Addressing the issue of Olu Akengbuwa is the key to the overall resolution of recurring problematic succession among the Itsekiri. Indeed, I believe what led to the interregnum and the failure of the Itsekiri ethnic nationality to resolve it justly and equitably has been of grave and onerous damaging impact to the fortunes of the Itsekiri in general.
Before the interregnum, the Itsekiri were consistently on good, amicable and amiable terms with all the surrounding tribes and the sort of interethnic strife, tribal belligerence and native wars we are living witnesses to were unheard of then.
The phenomenon of proletarian potentates who would arise to fill the vacuum of the interregnum did not yet exist so no one resented or opposed the Itsekiri on account of the excesses of commoners who would later rise to prominence in Itsekiriland and who, lacking the nobility, skill, tact and finesse of royals would end up making enemies of the neighbouring ethnic nationalities.
The inclination toward laying claim to what belongs to others while ignoring what actually belongs to you had not yet attained prominence in Itsekiriland. Indeed, at that time, it was a thing of pride for members of other tribes to want to be associated with the Itsekiri, unlike today that many are just shaking their heads wondering how art the mighty fallen!
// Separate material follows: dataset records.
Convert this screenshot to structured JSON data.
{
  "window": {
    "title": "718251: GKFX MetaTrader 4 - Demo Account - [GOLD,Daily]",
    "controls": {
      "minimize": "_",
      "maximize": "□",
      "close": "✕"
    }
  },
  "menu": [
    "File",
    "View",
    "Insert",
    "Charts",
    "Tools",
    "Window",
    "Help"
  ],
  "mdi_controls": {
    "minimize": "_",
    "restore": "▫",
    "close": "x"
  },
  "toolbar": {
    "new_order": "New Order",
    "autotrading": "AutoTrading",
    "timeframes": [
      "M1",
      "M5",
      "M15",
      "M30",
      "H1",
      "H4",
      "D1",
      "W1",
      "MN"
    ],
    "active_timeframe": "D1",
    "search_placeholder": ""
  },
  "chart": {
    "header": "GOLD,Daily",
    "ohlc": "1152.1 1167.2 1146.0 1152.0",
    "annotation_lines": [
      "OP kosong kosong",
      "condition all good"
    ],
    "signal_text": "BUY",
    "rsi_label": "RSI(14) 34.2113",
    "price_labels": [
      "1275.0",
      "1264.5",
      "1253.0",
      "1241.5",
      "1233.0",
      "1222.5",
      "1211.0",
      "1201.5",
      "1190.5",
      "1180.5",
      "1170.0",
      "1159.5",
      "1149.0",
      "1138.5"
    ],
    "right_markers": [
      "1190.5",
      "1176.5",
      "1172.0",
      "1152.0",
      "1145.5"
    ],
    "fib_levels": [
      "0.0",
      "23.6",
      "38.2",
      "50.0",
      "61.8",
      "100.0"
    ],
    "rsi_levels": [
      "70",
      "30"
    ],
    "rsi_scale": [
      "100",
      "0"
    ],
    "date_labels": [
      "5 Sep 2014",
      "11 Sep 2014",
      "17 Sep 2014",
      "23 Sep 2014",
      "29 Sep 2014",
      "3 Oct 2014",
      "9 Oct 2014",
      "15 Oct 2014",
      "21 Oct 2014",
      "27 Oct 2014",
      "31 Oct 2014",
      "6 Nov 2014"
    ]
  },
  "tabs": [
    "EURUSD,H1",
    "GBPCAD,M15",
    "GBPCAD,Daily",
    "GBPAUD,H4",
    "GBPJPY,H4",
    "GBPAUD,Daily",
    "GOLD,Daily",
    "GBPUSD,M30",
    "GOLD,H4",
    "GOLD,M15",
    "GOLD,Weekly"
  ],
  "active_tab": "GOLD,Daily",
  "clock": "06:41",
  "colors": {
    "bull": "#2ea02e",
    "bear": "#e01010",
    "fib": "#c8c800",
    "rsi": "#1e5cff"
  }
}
A situation wherein their Royal Family has become the recurrent victim of blackmail and manipulation by ambitious commoners like Ayiri and those that came before him should no longer be tolerated by the Itsekiri.
Yet, who is truly to blame for leaving this problem unattended for so long? Frankly, I would blame the Yowurens, themselves, first and foremost, for having rather curiously ignored their inheritance and entitlement while the Itsekiri nation kept going down under the onslaught of thugs and other rascally elements.
The Emikos, on their part, ought not to have become comfortable with ruling successively knowing full well that their Yowuren flesh and blood have a superior traditional claim to the throne and ought to rule for the mistakes of the past to be finally corrected in the land. They could at least had proposed a rotational arrangement and solved this problem for the Itsekiri long ago instead of simply enjoying the throne with the kingdom increasingly losing its prestige.
Yet, the greatest share of the blame must go to the Itsekiri in general. It is most ill-advised for an entire ethnic nationality to be engaged in a conspiracy of silence wherein the truth is well-known by key persons and stakeholders yet actively suppressed or pointedly ignored by them, while miscreants and hustlers wave meaningless edicts and pompously claim that the succession to the Oluship is restricted to the children of three kings from one family as if within the House of Ginuwa, though all Ginuwas are equal, some Ginuwas are more equal than others!
Let those of the Emiko Royal Family presently in league with Ayiri and others plotting to cheat Tsola Emiko out of his inheritance not, even for a moment, think they can have their way and get away with it. If they are not careful, the kingship of Itsekiri will simply move from their family to the Yowurens who ought to have had it long ago and averted the interregnum or, at any rate, upon the reinstitution of the monarchy for balance to be restored to the kingdom.
Whatever the Itsekiri choose to do, Ayiri must not be allowed to produce a king for them or they will continue walking in circles in the wilderness of things needlessly left undone, quite apart from the fact that they would have lost what precious little respect they still had in the ever widening eyes of their neighbours.
Onokpasa, a lawyer, wrote from Sapele .